Finally, Goffman noted that all it takes is one individual not being “spontaneously involved in the mutual activity” to weaken involvement for others and “their own belief in the reality of the world it prescribes.” Ultimately, these transformations, from unattended-to events or possibilities to spontaneous involvement in a local version of a potential world, deal directly with identity. “Events which cause trouble do not merely add disruptive noise but often convey information that threatens to discredit or supplant the organizing identities of the interaction.”
In essence, addressing issues of racial exclusion means shifting the identity of the organization. According to the data, it appears this is a challenge for nonprofits. But, as Walker notes, the world is changing and has long been demanding more from nonprofit boards. Let’s start to move those barriers out of the way, so if some lag behind, they are recognized for the unhealthy stagnancy they represent.
What to Do
Moving for a moment to how boards can approach such a transformational shift, we might consider the three-step change model proposed by Kurt Lewin, who is credited with establishing group dynamics as a field of study. The first step requires overcoming inertia by dismantling an existing mindset, establishing the needed change as necessary to survival. The second and third steps involve the change process itself, which can be unsettling, and the conscious adoption of a new mindset.
Leaders like you have to make clear that this kind of change is necessary for the survival and effectiveness of your nonprofit.

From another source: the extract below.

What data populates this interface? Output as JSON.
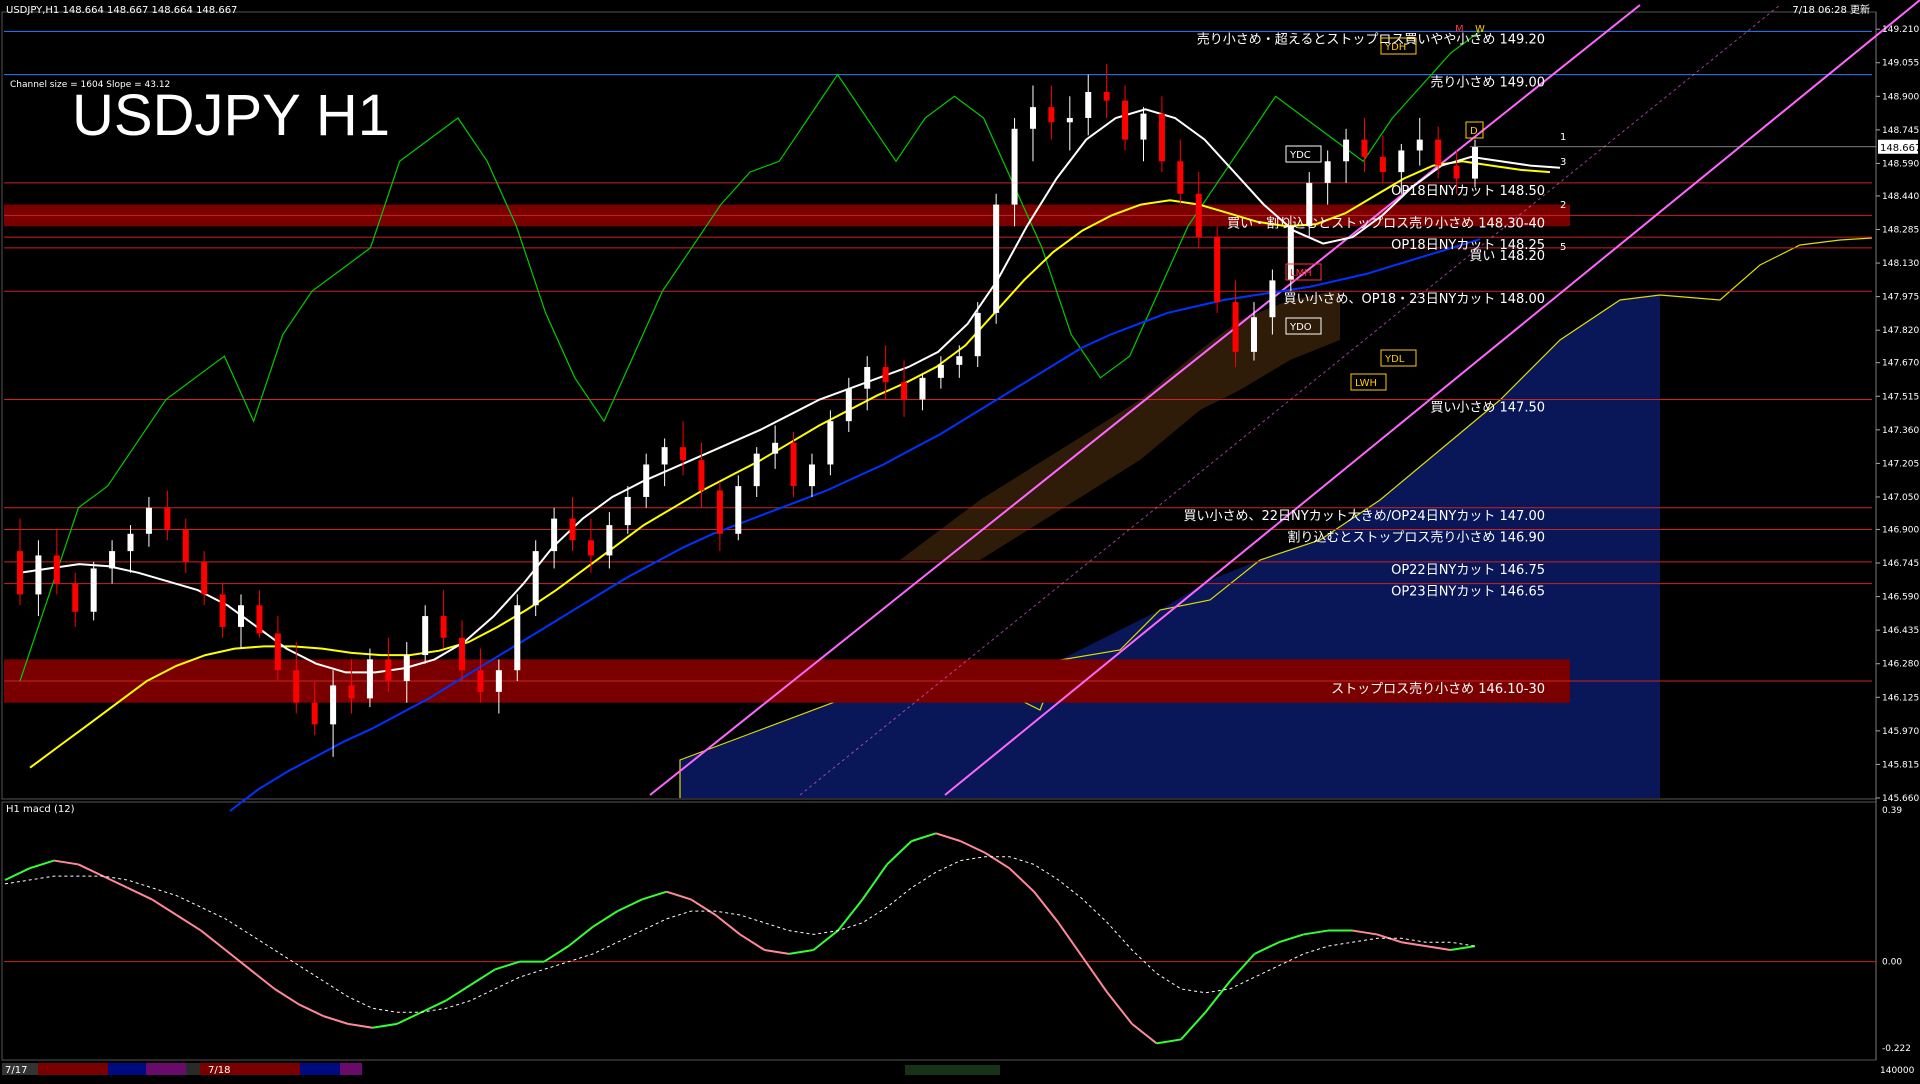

Focus on that idea; does your board take this precept seriously? Creating a “burning platform” for your board is the first step, and you should immediately start finding a way to do so.
What comes next will vary for different organizations. What we’re looking for here is no mere surface-level diversity, an actual identity change through an expansion of mindset. Over the next year, NPQ will work with BoardSource to provide models of change processes in the area of board diversity that have worked. Don’t wait around for that, however; instead, distinguish yourself by becoming one of those models.
A New Platform for the Work
BoardSource’s expert rendering of this odd combination of stated discomfort and intention vs. enacted focused commitment gives us all a better sense of the platform from which we must launch a serious effort to diversify the leadership in this important sector, and for that, we are all very grateful—and that gratitude should be expressed through action.
You can read the report for yourselves; there’s much more within that we’ll be covering over the next week. NPQ will continue this particular conversation about board diversity with BoardSource, starting on September 12th. We hope you will join us then.
Click here to view the original article.
Ruth is Editor in Chief of the Nonprofit Quarterly. Her background includes forty-five years of experience in nonprofits, primarily in organizations that mix grassroots community work with policy change. Beginning in the mid-1980s, Ruth spent a decade at the Boston Foundation, developing and implementing capacity building programs and advocating for grantmaking attention to constituent involvement.
Cyndi Suarez is the Senior Editor at NPQ. She is the author of the forthcoming title, "The Power Manual," in which she outlines a new theory and practice of power. She has worked as a strategy and innovation consultant with a focus on networks and platforms. She studied Feminist Theory and organizational development for social change.